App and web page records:

========================

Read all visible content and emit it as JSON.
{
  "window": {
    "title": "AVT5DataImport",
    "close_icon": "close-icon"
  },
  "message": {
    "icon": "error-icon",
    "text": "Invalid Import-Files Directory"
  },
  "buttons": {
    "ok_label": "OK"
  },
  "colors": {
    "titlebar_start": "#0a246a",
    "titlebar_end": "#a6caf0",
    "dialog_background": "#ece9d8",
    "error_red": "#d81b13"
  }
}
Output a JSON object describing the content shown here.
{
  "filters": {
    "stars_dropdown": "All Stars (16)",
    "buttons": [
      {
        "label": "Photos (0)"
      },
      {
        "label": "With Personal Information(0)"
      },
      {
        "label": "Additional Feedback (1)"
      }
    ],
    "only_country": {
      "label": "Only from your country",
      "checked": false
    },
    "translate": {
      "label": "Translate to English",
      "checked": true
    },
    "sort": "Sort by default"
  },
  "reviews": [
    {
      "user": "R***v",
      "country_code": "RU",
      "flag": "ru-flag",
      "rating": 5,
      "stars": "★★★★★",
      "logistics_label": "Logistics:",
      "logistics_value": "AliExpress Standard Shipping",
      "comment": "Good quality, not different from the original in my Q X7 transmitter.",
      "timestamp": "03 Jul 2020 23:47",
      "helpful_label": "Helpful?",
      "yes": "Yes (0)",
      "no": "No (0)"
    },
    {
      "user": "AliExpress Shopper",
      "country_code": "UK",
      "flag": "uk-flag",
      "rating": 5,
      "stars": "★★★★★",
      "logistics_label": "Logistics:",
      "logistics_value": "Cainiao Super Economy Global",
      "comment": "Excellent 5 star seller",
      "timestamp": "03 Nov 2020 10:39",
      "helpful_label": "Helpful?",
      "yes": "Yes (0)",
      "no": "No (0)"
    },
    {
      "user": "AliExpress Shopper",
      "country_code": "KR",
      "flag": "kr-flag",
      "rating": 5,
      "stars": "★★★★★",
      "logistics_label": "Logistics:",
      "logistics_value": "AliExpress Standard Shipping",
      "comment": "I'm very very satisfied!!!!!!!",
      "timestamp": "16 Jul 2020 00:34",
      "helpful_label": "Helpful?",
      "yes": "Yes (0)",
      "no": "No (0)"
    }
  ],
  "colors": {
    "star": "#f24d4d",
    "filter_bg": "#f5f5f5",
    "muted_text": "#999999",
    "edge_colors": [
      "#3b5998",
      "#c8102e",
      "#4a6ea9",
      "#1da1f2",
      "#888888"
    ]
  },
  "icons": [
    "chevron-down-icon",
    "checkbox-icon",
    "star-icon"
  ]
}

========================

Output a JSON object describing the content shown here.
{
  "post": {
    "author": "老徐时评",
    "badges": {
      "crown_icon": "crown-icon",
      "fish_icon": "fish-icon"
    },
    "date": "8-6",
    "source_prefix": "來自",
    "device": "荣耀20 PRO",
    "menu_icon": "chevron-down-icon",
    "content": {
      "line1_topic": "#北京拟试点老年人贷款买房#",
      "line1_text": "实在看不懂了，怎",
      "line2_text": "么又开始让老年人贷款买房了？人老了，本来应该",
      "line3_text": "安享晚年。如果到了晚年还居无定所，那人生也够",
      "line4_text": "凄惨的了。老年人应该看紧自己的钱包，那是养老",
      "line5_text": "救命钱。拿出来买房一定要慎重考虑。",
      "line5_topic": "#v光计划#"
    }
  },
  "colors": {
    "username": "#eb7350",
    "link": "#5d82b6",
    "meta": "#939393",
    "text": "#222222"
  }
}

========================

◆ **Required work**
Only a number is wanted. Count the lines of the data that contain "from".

◆ **Final answer**
2